▸ DATASET RECORDS:
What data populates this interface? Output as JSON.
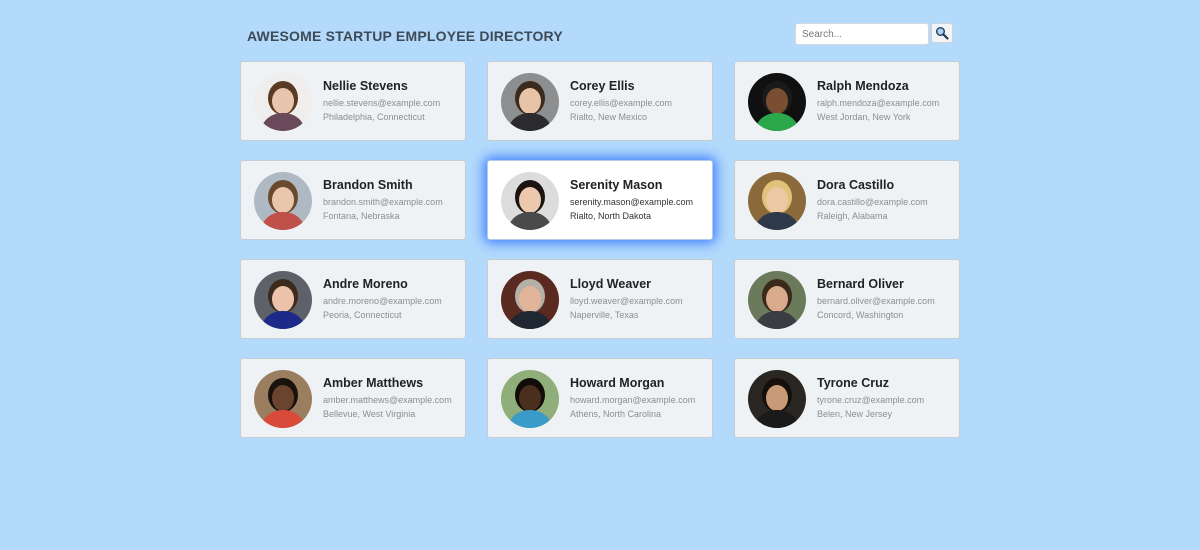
{
  "header": {
    "title": "Awesome Startup Employee Directory"
  },
  "search": {
    "placeholder": "Search...",
    "value": "",
    "button_icon": "magnifier-icon"
  },
  "employees": [
    {
      "name": "Nellie Stevens",
      "email": "nellie.stevens@example.com",
      "location": "Philadelphia, Connecticut",
      "avatar_bg": "#f0eeec",
      "avatar_skin": "#e8c5ad",
      "avatar_hair": "#5a3a22",
      "avatar_shirt": "#6a4a5a"
    },
    {
      "name": "Corey Ellis",
      "email": "corey.ellis@example.com",
      "location": "Rialto, New Mexico",
      "avatar_bg": "#8c8e90",
      "avatar_skin": "#e7c3a8",
      "avatar_hair": "#3b2a1e",
      "avatar_shirt": "#2b2b2f"
    },
    {
      "name": "Ralph Mendoza",
      "email": "ralph.mendoza@example.com",
      "location": "West Jordan, New York",
      "avatar_bg": "#101010",
      "avatar_skin": "#7a4e32",
      "avatar_hair": "#1a1a1a",
      "avatar_shirt": "#2aa84a"
    },
    {
      "name": "Brandon Smith",
      "email": "brandon.smith@example.com",
      "location": "Fontana, Nebraska",
      "avatar_bg": "#aeb9c4",
      "avatar_skin": "#eac6ac",
      "avatar_hair": "#6a4a2e",
      "avatar_shirt": "#c0504a"
    },
    {
      "name": "Serenity Mason",
      "email": "serenity.mason@example.com",
      "location": "Rialto, North Dakota",
      "avatar_bg": "#dcdcdc",
      "avatar_skin": "#ecc9ae",
      "avatar_hair": "#1c1410",
      "avatar_shirt": "#4a4a4a",
      "highlighted": true
    },
    {
      "name": "Dora Castillo",
      "email": "dora.castillo@example.com",
      "location": "Raleigh, Alabama",
      "avatar_bg": "#8a6a3a",
      "avatar_skin": "#ecc8a5",
      "avatar_hair": "#e3c27a",
      "avatar_shirt": "#2e3a4a"
    },
    {
      "name": "Andre Moreno",
      "email": "andre.moreno@example.com",
      "location": "Peoria, Connecticut",
      "avatar_bg": "#5e6268",
      "avatar_skin": "#ecc3aa",
      "avatar_hair": "#3c2a1c",
      "avatar_shirt": "#1d2a8a"
    },
    {
      "name": "Lloyd Weaver",
      "email": "lloyd.weaver@example.com",
      "location": "Naperville, Texas",
      "avatar_bg": "#5a2a20",
      "avatar_skin": "#e2b59a",
      "avatar_hair": "#b5b0a8",
      "avatar_shirt": "#1f2733"
    },
    {
      "name": "Bernard Oliver",
      "email": "bernard.oliver@example.com",
      "location": "Concord, Washington",
      "avatar_bg": "#6a7a5a",
      "avatar_skin": "#d9ab8c",
      "avatar_hair": "#3a2a1c",
      "avatar_shirt": "#3a3e44"
    },
    {
      "name": "Amber Matthews",
      "email": "amber.matthews@example.com",
      "location": "Bellevue, West Virginia",
      "avatar_bg": "#9a7e60",
      "avatar_skin": "#6b4430",
      "avatar_hair": "#1a120c",
      "avatar_shirt": "#d84a3a"
    },
    {
      "name": "Howard Morgan",
      "email": "howard.morgan@example.com",
      "location": "Athens, North Carolina",
      "avatar_bg": "#8fae7a",
      "avatar_skin": "#4a2e1e",
      "avatar_hair": "#120c08",
      "avatar_shirt": "#3a9ac8"
    },
    {
      "name": "Tyrone Cruz",
      "email": "tyrone.cruz@example.com",
      "location": "Belen, New Jersey",
      "avatar_bg": "#2a2622",
      "avatar_skin": "#c99a78",
      "avatar_hair": "#15100c",
      "avatar_shirt": "#1a1a1a"
    }
  ]
}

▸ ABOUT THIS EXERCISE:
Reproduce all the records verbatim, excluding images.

▸ RESPONSE AREA:
What data populates this interface? Output as JSON.
{
  "header": {
    "title": "Awesome Startup Employee Directory"
  },
  "search": {
    "placeholder": "Search...",
    "value": "",
    "button_icon": "magnifier-icon"
  },
  "employees": [
    {
      "name": "Nellie Stevens",
      "email": "nellie.stevens@example.com",
      "location": "Philadelphia, Connecticut",
      "avatar_bg": "#f0eeec",
      "avatar_skin": "#e8c5ad",
      "avatar_hair": "#5a3a22",
      "avatar_shirt": "#6a4a5a"
    },
    {
      "name": "Corey Ellis",
      "email": "corey.ellis@example.com",
      "location": "Rialto, New Mexico",
      "avatar_bg": "#8c8e90",
      "avatar_skin": "#e7c3a8",
      "avatar_hair": "#3b2a1e",
      "avatar_shirt": "#2b2b2f"
    },
    {
      "name": "Ralph Mendoza",
      "email": "ralph.mendoza@example.com",
      "location": "West Jordan, New York",
      "avatar_bg": "#101010",
      "avatar_skin": "#7a4e32",
      "avatar_hair": "#1a1a1a",
      "avatar_shirt": "#2aa84a"
    },
    {
      "name": "Brandon Smith",
      "email": "brandon.smith@example.com",
      "location": "Fontana, Nebraska",
      "avatar_bg": "#aeb9c4",
      "avatar_skin": "#eac6ac",
      "avatar_hair": "#6a4a2e",
      "avatar_shirt": "#c0504a"
    },
    {
      "name": "Serenity Mason",
      "email": "serenity.mason@example.com",
      "location": "Rialto, North Dakota",
      "avatar_bg": "#dcdcdc",
      "avatar_skin": "#ecc9ae",
      "avatar_hair": "#1c1410",
      "avatar_shirt": "#4a4a4a",
      "highlighted": true
    },
    {
      "name": "Dora Castillo",
      "email": "dora.castillo@example.com",
      "location": "Raleigh, Alabama",
      "avatar_bg": "#8a6a3a",
      "avatar_skin": "#ecc8a5",
      "avatar_hair": "#e3c27a",
      "avatar_shirt": "#2e3a4a"
    },
    {
      "name": "Andre Moreno",
      "email": "andre.moreno@example.com",
      "location": "Peoria, Connecticut",
      "avatar_bg": "#5e6268",
      "avatar_skin": "#ecc3aa",
      "avatar_hair": "#3c2a1c",
      "avatar_shirt": "#1d2a8a"
    },
    {
      "name": "Lloyd Weaver",
      "email": "lloyd.weaver@example.com",
      "location": "Naperville, Texas",
      "avatar_bg": "#5a2a20",
      "avatar_skin": "#e2b59a",
      "avatar_hair": "#b5b0a8",
      "avatar_shirt": "#1f2733"
    },
    {
      "name": "Bernard Oliver",
      "email": "bernard.oliver@example.com",
      "location": "Concord, Washington",
      "avatar_bg": "#6a7a5a",
      "avatar_skin": "#d9ab8c",
      "avatar_hair": "#3a2a1c",
      "avatar_shirt": "#3a3e44"
    },
    {
      "name": "Amber Matthews",
      "email": "amber.matthews@example.com",
      "location": "Bellevue, West Virginia",
      "avatar_bg": "#9a7e60",
      "avatar_skin": "#6b4430",
      "avatar_hair": "#1a120c",
      "avatar_shirt": "#d84a3a"
    },
    {
      "name": "Howard Morgan",
      "email": "howard.morgan@example.com",
      "location": "Athens, North Carolina",
      "avatar_bg": "#8fae7a",
      "avatar_skin": "#4a2e1e",
      "avatar_hair": "#120c08",
      "avatar_shirt": "#3a9ac8"
    },
    {
      "name": "Tyrone Cruz",
      "email": "tyrone.cruz@example.com",
      "location": "Belen, New Jersey",
      "avatar_bg": "#2a2622",
      "avatar_skin": "#c99a78",
      "avatar_hair": "#15100c",
      "avatar_shirt": "#1a1a1a"
    }
  ]
}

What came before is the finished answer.